Albarelli, Juliana Q., Santos, Diego T., Ensinas, Adriano V., Maréchal, François, Cocero, María J., Meireles, M. Angela A.
Journal of cleaner production 2018
bagasse, biomass, biorefining, carbon dioxide, environmental assessment, ethanol, fuel production, gasification, heat, lipids, microalgae, natural gas, proteins, solvents, sugarcane juice, supercritical fluid extraction

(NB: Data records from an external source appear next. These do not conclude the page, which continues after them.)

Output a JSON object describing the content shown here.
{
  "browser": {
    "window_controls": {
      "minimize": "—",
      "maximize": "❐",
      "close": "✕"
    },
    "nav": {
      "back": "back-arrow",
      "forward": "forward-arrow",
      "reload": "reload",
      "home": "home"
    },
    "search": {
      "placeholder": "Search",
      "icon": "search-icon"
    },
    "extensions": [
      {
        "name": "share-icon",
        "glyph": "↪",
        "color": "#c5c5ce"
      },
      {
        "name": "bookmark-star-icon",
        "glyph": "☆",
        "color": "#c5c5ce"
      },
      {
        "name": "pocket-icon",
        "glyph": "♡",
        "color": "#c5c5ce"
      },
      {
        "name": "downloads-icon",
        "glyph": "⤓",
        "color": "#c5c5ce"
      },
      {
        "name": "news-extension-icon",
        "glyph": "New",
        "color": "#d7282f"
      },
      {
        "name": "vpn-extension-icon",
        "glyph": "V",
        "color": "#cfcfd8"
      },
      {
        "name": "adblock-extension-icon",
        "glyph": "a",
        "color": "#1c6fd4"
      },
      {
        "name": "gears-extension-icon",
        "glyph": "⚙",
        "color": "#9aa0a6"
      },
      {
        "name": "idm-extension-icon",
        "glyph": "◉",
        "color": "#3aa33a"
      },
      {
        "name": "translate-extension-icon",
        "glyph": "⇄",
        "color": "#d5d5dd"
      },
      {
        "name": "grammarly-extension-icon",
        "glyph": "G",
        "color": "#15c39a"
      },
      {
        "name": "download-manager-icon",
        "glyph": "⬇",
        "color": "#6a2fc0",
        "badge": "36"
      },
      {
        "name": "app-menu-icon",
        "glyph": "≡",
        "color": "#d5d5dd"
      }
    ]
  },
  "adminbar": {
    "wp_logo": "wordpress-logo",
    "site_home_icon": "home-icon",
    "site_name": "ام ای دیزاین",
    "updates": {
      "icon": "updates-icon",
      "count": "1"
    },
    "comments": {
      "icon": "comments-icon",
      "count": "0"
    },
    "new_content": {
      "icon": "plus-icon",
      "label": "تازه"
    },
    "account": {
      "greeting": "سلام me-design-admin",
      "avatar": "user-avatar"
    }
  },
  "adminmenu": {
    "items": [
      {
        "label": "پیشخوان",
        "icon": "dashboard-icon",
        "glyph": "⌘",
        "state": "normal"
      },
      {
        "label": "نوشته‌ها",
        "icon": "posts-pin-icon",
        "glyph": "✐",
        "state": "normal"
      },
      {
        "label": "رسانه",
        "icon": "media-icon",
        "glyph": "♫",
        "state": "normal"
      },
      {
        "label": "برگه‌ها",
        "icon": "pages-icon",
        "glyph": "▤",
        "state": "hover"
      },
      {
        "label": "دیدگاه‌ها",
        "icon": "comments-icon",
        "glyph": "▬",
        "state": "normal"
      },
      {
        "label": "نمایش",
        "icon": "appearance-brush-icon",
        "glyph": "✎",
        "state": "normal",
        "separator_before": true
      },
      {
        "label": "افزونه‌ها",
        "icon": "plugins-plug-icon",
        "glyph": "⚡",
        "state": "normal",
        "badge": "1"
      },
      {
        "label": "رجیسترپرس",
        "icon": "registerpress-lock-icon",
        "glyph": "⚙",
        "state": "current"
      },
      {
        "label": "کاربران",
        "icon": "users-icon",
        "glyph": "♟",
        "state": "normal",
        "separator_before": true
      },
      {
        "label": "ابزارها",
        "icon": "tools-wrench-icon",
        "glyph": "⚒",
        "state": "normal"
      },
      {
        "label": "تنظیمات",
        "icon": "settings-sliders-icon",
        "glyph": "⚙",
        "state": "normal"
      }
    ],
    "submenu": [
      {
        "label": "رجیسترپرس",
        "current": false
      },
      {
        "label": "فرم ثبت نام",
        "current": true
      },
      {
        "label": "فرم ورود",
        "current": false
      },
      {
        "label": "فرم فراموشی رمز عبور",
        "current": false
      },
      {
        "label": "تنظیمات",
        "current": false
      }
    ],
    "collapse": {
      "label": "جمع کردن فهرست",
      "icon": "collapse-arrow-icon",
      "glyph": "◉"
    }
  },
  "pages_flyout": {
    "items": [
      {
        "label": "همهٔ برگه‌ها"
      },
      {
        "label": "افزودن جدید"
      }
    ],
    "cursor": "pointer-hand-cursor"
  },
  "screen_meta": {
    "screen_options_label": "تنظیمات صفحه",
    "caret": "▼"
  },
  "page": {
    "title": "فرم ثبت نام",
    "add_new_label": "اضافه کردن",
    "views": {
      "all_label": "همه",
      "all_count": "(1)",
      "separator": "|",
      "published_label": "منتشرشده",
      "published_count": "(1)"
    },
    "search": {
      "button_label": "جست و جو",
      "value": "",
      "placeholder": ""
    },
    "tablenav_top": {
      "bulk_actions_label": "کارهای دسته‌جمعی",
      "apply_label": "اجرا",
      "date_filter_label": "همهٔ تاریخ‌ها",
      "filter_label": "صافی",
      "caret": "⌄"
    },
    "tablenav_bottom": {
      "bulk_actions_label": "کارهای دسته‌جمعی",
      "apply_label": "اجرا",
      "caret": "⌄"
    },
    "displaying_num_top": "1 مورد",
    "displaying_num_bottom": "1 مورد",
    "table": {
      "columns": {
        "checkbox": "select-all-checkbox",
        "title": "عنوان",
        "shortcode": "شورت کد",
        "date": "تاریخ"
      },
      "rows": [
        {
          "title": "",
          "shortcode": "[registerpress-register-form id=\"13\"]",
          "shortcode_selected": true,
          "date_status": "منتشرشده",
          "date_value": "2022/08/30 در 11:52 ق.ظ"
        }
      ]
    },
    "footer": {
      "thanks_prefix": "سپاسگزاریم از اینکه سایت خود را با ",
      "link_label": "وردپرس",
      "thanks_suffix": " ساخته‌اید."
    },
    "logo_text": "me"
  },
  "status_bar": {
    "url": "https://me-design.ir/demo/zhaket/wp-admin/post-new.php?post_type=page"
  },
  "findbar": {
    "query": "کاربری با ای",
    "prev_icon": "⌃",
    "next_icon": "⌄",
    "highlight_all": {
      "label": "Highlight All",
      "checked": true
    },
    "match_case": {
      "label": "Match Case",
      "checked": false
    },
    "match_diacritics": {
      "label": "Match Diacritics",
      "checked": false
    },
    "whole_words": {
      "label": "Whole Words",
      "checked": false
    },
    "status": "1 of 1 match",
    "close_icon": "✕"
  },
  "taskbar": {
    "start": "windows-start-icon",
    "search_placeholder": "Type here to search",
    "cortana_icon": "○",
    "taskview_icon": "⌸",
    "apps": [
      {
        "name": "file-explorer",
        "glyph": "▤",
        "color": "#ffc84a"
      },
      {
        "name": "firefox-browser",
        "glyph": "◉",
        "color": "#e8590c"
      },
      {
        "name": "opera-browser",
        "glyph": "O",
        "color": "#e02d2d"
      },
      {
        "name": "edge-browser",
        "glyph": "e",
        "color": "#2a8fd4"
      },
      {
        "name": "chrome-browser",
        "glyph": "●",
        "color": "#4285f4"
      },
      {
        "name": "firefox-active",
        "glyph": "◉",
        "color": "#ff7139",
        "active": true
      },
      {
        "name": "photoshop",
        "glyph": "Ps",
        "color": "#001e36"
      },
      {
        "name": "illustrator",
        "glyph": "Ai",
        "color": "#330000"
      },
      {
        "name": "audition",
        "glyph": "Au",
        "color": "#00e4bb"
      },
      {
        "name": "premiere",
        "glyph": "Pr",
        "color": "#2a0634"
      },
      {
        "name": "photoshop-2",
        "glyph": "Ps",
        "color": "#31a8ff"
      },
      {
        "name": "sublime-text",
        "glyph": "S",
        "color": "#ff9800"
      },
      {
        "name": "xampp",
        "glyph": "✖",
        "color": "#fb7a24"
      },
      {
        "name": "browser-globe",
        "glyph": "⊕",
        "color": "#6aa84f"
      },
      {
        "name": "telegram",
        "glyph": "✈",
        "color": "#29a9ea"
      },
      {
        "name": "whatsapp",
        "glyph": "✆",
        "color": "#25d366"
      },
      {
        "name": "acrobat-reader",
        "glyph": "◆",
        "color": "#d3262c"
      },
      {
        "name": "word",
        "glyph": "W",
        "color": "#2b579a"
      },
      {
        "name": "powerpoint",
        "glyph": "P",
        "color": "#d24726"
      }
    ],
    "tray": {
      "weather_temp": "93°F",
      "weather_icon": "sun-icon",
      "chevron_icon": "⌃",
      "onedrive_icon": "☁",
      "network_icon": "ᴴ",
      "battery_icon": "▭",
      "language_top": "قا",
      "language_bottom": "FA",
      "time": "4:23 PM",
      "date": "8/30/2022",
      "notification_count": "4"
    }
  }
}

This study presents a thermoeconomic and environmental assessment of the extraction of lipids and proteins from wet microalgal biomass in a 3G biorefinery by two different technologies: supercritical fluid extraction (SFE) and low-pressure solvent extraction (LPSE). Simulation tools were used to study a sugarcane biorefinery producing ethanol from sugarcane juice (1G) and bagasse (2G); the microalgal growth in an open pond; and the processing of microalgal biomass into lipids, proteins and synthetic natural gas (SNG). Supercritical water gasification (SCWG) of microalgal biomass enables an increase in biofuel production of 10.2% MJ when no extraction process is considered and of 1.9% MJ when LPSE is considered. The heat demand of the proposed biorefinery with LPSE was increased by 87.8% compared with the demand of the sugarcane biorefinery without microalgal growth and processing. When the SFE process is considered, the heat demand of the overall process increased 3.2 times. SFE for wet microalgae processing is not economically attractive, as it increases the total investment by 71%. The CO2 flow used in the SFE process demonstrated to be a key factor in the thermoeconomic viability of the process. Regarding the wet processing of microalgae prior to SCWG, the best alternative studied was the use of LPSE technology.